OSCODA – Foam Exposure Committee (FEC) Co-Chairs Vicki Quint and Rich Nickeson have shared the group’s latest bulletin. It focuses on the Federal Aviation Administration (FAA) and Department of Defense’s (DoD) action regarding aqueous film forming foam (AFFF).
As reported in this publication, AFFF contains per- and polyfluoroalkyl substances (PFAS), and the foam was used at the former Wurtsmith Air Force Base (WAFB) in Oscoda for firefighting and training purposes.
PFAS have been linked to adverse health effects, including cancers, increased cholesterol levels, decreased fertility in women, an increased chance of thyroid disease and changes in immune response.
Therefore, the mission statement of FEC reads as follows:
To reduce firefighter/first responder exposures to perfluorinated chemicals used in firefighting foams in order to protect their health and lives. We will recommend a list of firefighting products for fire departments based upon testing, which we believe have no intentionally added fluorine. First responders should have immediate access to safer fluorine-free firefighting foams.
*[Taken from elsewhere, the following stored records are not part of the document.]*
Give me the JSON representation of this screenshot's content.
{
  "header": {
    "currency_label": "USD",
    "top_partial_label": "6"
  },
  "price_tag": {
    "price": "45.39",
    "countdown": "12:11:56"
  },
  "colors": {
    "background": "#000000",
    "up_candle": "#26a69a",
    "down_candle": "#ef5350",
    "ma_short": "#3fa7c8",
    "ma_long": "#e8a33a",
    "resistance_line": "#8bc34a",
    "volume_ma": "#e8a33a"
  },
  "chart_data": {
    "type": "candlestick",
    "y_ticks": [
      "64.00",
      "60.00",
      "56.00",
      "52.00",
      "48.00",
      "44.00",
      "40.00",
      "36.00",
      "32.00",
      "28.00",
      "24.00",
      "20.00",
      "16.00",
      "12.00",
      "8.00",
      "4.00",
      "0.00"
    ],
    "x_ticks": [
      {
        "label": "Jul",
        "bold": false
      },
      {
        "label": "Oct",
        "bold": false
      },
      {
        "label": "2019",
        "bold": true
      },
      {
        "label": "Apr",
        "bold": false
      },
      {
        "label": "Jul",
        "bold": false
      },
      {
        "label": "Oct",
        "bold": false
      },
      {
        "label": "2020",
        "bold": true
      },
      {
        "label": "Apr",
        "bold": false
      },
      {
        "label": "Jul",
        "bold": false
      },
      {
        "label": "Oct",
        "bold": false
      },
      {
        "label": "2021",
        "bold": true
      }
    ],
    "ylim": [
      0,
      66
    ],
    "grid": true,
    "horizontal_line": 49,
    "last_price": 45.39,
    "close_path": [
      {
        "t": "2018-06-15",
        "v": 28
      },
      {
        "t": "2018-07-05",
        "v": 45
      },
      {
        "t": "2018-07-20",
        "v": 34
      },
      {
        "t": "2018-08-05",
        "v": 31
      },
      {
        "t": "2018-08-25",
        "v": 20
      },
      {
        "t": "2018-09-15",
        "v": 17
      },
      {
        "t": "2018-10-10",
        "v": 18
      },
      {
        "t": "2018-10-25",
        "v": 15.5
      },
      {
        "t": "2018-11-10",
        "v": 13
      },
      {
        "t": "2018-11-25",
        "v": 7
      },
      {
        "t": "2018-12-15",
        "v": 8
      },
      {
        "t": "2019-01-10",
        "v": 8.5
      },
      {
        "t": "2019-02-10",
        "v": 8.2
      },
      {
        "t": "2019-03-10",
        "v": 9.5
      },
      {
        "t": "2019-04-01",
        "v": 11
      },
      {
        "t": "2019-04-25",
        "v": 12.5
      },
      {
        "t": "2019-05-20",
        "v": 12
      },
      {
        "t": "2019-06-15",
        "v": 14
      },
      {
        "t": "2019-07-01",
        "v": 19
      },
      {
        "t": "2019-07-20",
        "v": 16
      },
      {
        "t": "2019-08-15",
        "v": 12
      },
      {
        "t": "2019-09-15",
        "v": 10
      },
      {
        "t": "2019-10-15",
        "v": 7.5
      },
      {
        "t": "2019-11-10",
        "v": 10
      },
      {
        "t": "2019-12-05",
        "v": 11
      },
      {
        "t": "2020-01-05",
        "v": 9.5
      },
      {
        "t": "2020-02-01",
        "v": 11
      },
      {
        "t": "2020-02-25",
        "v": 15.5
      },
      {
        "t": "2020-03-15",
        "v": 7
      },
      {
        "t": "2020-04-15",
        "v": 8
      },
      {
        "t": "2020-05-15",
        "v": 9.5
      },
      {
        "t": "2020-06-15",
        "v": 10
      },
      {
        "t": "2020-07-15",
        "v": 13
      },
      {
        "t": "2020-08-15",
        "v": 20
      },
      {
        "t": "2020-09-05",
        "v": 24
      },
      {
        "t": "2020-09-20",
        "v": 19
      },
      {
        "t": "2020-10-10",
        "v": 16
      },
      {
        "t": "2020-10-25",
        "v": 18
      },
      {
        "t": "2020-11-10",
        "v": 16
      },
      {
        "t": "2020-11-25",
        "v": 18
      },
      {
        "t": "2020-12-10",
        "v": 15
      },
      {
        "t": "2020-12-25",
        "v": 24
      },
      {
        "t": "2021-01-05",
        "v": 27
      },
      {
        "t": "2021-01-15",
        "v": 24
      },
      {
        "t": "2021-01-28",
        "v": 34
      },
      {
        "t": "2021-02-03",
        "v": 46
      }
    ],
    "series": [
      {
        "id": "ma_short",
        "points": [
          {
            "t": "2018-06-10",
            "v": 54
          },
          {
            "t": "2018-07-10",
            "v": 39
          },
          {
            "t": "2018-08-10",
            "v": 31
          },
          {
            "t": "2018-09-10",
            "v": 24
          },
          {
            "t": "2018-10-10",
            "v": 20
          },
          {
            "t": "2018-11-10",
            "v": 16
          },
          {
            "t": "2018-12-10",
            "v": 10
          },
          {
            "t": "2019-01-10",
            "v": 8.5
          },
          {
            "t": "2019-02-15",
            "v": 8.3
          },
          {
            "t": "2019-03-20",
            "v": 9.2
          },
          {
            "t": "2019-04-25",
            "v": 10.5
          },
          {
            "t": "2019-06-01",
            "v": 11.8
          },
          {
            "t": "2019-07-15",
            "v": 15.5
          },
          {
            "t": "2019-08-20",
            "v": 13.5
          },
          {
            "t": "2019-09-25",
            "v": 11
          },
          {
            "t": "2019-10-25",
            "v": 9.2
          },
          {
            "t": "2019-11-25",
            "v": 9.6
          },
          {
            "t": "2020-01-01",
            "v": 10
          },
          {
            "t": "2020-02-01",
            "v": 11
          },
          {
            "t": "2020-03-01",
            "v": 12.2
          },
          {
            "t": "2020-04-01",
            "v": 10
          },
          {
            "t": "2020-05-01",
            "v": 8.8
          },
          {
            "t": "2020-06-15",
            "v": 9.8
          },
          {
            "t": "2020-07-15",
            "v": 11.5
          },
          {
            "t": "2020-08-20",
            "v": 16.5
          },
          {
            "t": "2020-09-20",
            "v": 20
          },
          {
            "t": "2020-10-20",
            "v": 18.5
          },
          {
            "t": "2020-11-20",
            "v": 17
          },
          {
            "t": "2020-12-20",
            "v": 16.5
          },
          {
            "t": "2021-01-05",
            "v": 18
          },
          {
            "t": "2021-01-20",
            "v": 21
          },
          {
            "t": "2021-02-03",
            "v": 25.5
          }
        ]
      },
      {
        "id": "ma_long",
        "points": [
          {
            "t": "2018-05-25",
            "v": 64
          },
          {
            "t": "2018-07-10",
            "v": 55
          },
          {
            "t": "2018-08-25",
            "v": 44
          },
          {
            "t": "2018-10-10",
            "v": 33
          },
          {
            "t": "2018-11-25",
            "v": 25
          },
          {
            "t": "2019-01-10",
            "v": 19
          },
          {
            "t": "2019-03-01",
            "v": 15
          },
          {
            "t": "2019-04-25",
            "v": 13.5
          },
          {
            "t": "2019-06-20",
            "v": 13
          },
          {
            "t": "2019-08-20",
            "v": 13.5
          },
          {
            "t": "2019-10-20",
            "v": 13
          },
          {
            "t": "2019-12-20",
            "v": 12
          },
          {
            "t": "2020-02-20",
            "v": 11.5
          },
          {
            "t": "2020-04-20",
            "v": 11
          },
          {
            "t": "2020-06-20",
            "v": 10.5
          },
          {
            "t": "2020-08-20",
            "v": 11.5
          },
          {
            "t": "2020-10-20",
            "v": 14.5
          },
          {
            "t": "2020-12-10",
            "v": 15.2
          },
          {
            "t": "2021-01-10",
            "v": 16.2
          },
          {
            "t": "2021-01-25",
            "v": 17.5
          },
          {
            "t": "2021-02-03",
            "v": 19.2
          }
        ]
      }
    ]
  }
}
Along with FEC’s Bulletin No. 11, dated Feb. 19, the group provided some background information on WAFB – the decommissioned U.S. Air Force (USAF) base which was used from 1920-1993. It is considered the first military-operated site with identified PFAS anywhere in the world.
The image which accompanies this story came from the former Michigan Department of Environmental Quality, now known as the Michigan Department of Environment, Great Lakes and Energy.
According to those from FEC, it depicts the Oscoda area site locations of PFAS contamination at WAFB. The section to the left hand side, just off the runway, is where a single aircraft crash occurred in 1988. The PFAS contamination plume shown going out from the crash was caused by the AFFF firefighting foam which was utilized. The plume flows under the runway, into the FT-02 plume and then continues into Clark’s Marsh.
Lake Huron can be seen at the far right of the image.
The first ranular activated carbon plant which the USAF installed is at FT-02, the former fire training area.
Quint adds that this draft map – showing groundwater plumes when PFAS were referred to as PFCs – was used by Dr. Jennifer Field of Oregon State University, during a recent webinar.
“She is involved in a study of forensically fingerprinting firefighting foams,” Quint explained. “This slide was for fire departments to see that even one application of AFFF firefighting foam can cause a huge contamination issue.”
Bulletin No. 11 from FEC states that the FAA Reauthorization Act of 2018 requires the conversion from AFFF to fluorine-free firefighting foams by Oct. 4, 2021. The DoD must, according to the National Defense Authorization Act (NDAA), complete conversion to fluorine-free firefighting foams by Oct. 2024. The DoD had previously taken action to discontinue using AFFF for training purpose . This had accounted for 93 percent of its AFFF use.
In planning for an AFFF replacement, as required in the fiscal year 2020 NDAA, the Congressional Budget Office estimated that it would cost DoD $35,000 per vehicle to retrofit to a new firefighting foam technology. However, DoD has learned from previous foam transitions that fully removing foams containing PFOS or PFOA from current systems will likely require replacement of almost every component of Aircraft Rescue and Firefighting (ARFF) vehicles. Based on DoD’s estimate, ARFF vehicle replacement may be required to meet the NDAA requirement .
AFFF production and usage have been banned in 180 countries except for use in emergencies. While it has been known to put out burning jet fuel, it is hazardous in its own right .
FEC is actively continuing to test firefighting foam samples for total fluorine content. The intent is to provide a clean listing of fluorine-free firefighting foams for fire departments to reference. At present, there are workable, fire tested products which are currently available as fluorine-free firefighting foams that have been used successfully for decades.
Quint says that FEC is focused on firefighters’ exposure to PFAS in firefighting foams. “We are a group of two retired fire chiefs, an apparatus dealer, a foam distributor, a retired military firefighter and me, a widow of a fire chief who died of multiple cancers.”
Along with testing the foams for PFAS, Quint says the committee is working on what fire departments are going to do as far as cleaning out their apparatus units.
She also states that the Madison Fire Department in Wisconsin is their poster child for changing over to fluorine-free foam, because of public pressure exerted on them after a downtown incident involving foam applications during transformer fires.
“It was not supposed to contain PFAS but it did and it contaminated nearby Lake Monona,” Quint says.
“I have worked within Wisconsin for the past five years on the PFAS issues especially since we had Lake Michigan contamination from JCI/Tyco in Marinette, Wisconsin for years,” she continued, adding that JCI/Tyco just settled that case for $17.5 million.
Although she has recently moved to Missouri, Quint is still working on the PFAS Steering Committee, and also serves on the Wisconsin Department of Natural Resources PFAS Technical Task Force.